Records from a data source:
━━━

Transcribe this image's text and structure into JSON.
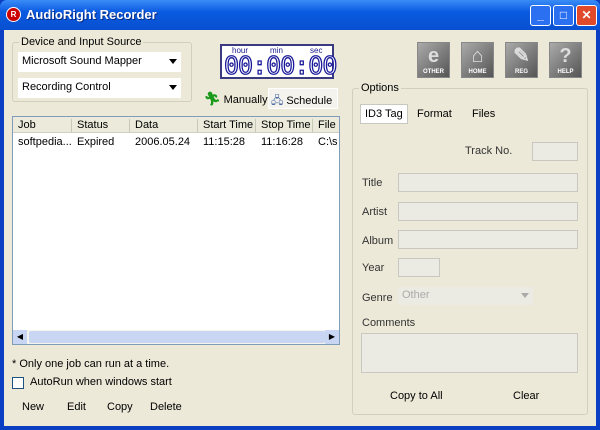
{
  "window": {
    "title": "AudioRight Recorder",
    "logo": "R",
    "minimize": "_",
    "maximize": "□",
    "close": "✕"
  },
  "device": {
    "legend": "Device and Input Source",
    "source": "Microsoft Sound Mapper",
    "control": "Recording Control"
  },
  "timer": {
    "hour_label": "hour",
    "min_label": "min",
    "sec_label": "sec",
    "display": "00:00:00"
  },
  "toolbar_icons": [
    {
      "label": "OTHER",
      "icon": "ie-icon"
    },
    {
      "label": "HOME",
      "icon": "home-icon"
    },
    {
      "label": "REG",
      "icon": "register-icon"
    },
    {
      "label": "HELP",
      "icon": "help-icon"
    }
  ],
  "mode": {
    "manually": "Manually",
    "schedule": "Schedule"
  },
  "jobs": {
    "columns": [
      "Job",
      "Status",
      "Data",
      "Start Time",
      "Stop Time",
      "File"
    ],
    "rows": [
      [
        "softpedia...",
        "Expired",
        "2006.05.24",
        "11:15:28",
        "11:16:28",
        "C:\\s"
      ]
    ]
  },
  "note": "* Only one job can run at a time.",
  "autorun": {
    "label": "AutoRun when windows start",
    "checked": false
  },
  "actions": {
    "new": "New",
    "edit": "Edit",
    "copy": "Copy",
    "delete": "Delete"
  },
  "options": {
    "legend": "Options",
    "tabs": [
      "ID3 Tag",
      "Format",
      "Files"
    ],
    "active_tab": "ID3 Tag",
    "track_label": "Track No.",
    "title_label": "Title",
    "artist_label": "Artist",
    "album_label": "Album",
    "year_label": "Year",
    "genre_label": "Genre",
    "genre_value": "Other",
    "comments_label": "Comments",
    "copy_all": "Copy to All",
    "clear": "Clear"
  }
}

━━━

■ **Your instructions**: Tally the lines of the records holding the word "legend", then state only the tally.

■ **Response for this exercise**: 2